DIRECTIONS FOR THIS TASK. Search the listing below for the string "status", then copy every line it appears in.

------------------------------------------------------------

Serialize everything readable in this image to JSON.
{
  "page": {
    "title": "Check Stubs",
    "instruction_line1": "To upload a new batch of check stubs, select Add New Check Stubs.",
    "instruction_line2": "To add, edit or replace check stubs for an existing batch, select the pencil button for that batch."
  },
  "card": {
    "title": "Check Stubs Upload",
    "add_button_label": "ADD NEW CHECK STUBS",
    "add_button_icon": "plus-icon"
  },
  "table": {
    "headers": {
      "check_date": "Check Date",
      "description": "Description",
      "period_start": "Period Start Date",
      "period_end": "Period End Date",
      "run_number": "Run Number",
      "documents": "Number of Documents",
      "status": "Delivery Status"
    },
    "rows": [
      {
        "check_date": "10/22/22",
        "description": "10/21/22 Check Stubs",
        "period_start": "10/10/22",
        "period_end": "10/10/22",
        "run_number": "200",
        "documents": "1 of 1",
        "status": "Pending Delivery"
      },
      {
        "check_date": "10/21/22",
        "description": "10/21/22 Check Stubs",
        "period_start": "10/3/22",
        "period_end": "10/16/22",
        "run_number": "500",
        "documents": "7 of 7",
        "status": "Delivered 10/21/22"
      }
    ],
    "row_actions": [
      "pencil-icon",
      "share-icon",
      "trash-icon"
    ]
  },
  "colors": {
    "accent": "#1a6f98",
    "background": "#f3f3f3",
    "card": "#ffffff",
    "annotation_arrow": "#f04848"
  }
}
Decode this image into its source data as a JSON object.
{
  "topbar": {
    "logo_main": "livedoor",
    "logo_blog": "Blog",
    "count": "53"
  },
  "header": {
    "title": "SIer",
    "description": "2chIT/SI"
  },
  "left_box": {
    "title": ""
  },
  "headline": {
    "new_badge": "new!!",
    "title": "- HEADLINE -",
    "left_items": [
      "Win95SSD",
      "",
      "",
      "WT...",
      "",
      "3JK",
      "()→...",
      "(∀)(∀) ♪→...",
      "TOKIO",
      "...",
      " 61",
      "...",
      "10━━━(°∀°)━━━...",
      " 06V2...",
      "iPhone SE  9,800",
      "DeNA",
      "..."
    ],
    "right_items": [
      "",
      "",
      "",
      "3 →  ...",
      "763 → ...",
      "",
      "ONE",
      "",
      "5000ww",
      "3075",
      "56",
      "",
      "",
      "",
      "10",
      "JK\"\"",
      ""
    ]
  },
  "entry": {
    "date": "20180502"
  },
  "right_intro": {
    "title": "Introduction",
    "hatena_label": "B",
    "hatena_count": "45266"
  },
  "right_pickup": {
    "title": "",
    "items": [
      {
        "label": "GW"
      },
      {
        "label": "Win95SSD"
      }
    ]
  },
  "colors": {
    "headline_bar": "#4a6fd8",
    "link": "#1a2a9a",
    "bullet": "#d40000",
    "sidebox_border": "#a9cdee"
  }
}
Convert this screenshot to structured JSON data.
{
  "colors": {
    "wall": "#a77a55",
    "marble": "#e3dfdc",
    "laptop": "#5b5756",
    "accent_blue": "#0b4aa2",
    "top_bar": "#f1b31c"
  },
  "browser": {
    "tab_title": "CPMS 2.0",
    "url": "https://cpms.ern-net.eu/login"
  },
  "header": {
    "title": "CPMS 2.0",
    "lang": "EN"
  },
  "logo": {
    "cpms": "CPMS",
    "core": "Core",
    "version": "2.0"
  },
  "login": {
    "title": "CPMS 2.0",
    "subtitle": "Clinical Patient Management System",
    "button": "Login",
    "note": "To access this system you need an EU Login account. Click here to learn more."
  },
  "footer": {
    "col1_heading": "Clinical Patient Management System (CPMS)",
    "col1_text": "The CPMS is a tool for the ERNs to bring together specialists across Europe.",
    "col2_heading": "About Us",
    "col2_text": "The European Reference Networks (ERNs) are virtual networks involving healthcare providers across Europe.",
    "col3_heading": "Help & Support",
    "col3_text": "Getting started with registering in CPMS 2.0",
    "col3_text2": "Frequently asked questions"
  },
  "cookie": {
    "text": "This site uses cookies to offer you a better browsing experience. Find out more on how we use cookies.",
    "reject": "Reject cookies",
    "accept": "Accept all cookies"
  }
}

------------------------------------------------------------

RESULT FOR THIS EXERCISE.
      "status": "Delivery Status"
        "status": "Pending Delivery"
        "status": "Delivered 10/21/22"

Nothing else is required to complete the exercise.